But this one is 3D only, and comes with no 2D disc. You cannot play it in a 2D system. You cannot even buy a 2D version.

As I said, it was produced by a company whose main interest is in 3D. Think of it somewhat like a promotional tool for 3D. Why else would you prohibit its use on 90% of systems out there?

That may also explain the sound.

Well, not the sound so much, because it sounded luscious and rich, with lots of depth and ambience. The recording was top notch.

But it is presented in Dolby Digital 5.1 only (albeit at the highest possible bitrate of 640kbps). Note: there is no lossless audio. There is no stereo audio.

As to the video, the staging is attractive and several 3D cameras were used, including one on-stage for close work. It is very effective and, to me, actually enhanced my sense of engagement. But the high contrasts and heavy use of red will challenge the crosstalk rejection on many 3D display systems.

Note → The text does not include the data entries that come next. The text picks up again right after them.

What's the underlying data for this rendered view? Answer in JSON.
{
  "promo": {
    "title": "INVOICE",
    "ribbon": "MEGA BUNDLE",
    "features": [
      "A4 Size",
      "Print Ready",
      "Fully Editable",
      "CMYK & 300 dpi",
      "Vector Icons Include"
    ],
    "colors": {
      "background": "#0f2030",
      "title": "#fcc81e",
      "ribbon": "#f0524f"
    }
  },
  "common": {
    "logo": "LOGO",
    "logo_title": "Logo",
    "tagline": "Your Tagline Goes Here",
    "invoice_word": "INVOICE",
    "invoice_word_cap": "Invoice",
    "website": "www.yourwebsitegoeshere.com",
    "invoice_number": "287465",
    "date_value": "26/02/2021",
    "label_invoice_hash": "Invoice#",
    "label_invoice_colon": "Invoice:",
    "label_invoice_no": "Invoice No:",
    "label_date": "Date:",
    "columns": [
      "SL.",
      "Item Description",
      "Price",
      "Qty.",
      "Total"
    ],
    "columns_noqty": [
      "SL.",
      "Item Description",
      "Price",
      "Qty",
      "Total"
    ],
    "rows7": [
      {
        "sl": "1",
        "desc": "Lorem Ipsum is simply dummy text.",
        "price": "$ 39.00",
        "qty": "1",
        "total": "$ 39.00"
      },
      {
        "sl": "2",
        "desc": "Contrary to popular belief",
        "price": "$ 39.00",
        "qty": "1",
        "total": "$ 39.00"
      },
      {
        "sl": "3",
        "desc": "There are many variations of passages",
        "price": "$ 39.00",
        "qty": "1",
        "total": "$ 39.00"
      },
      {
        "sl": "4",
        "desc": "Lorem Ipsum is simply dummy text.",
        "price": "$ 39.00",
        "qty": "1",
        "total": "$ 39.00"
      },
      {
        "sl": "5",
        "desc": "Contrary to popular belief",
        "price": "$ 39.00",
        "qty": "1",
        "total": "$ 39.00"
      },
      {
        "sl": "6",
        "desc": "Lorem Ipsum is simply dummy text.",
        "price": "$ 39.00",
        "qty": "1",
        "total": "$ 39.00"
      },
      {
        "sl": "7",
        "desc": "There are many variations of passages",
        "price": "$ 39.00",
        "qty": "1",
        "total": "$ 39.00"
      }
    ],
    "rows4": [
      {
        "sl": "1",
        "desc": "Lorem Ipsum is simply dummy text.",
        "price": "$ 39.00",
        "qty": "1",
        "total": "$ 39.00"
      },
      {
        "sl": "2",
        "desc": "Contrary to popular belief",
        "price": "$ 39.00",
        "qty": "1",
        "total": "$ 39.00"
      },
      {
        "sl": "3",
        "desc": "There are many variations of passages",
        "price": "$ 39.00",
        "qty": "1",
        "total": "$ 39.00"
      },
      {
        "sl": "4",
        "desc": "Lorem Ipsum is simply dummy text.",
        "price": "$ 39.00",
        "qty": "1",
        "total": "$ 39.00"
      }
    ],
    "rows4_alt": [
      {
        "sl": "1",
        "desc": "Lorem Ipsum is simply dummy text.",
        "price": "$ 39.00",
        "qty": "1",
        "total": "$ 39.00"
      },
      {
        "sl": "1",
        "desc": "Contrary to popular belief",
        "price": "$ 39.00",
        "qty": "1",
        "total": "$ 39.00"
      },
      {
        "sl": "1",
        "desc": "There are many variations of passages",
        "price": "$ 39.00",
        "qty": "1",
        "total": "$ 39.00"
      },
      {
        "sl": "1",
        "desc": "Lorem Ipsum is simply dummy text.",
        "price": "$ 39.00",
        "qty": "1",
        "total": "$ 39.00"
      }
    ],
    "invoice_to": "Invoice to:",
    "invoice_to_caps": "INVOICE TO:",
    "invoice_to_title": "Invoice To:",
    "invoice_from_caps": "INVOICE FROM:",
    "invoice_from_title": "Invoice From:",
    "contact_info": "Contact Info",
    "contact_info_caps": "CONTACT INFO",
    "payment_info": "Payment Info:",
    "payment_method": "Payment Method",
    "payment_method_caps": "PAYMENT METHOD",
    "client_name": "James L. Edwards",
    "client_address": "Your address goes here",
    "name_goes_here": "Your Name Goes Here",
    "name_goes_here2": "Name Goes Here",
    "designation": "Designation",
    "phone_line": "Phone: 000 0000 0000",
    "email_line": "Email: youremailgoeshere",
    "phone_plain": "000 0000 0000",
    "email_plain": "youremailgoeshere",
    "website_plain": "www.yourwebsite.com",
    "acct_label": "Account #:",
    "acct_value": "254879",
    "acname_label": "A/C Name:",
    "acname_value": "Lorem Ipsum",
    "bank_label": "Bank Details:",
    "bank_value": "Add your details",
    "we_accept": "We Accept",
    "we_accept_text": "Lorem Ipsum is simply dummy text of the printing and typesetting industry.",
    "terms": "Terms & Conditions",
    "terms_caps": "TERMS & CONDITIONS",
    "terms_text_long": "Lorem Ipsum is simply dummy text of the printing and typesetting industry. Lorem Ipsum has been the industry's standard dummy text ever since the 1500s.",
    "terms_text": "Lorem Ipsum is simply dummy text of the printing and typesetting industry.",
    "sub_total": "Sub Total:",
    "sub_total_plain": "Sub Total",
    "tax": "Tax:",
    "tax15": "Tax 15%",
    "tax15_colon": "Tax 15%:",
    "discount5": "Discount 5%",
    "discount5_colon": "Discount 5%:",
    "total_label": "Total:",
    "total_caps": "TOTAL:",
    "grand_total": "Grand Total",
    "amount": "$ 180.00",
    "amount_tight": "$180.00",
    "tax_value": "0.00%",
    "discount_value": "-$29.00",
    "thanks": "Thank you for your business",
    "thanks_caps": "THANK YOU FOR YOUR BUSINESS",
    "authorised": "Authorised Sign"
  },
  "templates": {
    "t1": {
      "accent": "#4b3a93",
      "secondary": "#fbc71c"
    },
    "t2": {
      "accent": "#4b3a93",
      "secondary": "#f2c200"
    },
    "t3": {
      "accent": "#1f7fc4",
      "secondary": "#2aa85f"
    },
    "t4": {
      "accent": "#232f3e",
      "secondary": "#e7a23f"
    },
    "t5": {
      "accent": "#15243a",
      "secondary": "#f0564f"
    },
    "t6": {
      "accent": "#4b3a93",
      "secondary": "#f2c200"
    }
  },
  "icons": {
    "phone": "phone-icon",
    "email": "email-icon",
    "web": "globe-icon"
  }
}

This disc demands the best of 3D displays.

Running time: 155 minutes
Picture: 1.78:1, 1080p24, MPEG4 AVC/MVC @ 19.62/9.84Mbps
Sound: English: Dolby Digital 3/2.1 @ 640kbps
Subtitles: English, French, French, German, Italian, Japanese, Portuguese, Spanish
Extras: 3 Featurettes (1080p24 - 8 mins)
Restrictions: Rated 'Exempt' (Australian rating); Region Free

The following video bitrate graphs were generated by BDInfo 0.5.8. This is for the main video stream:

And this is for the MVC 3D stream:

© 2002-2012, Stephen Dawson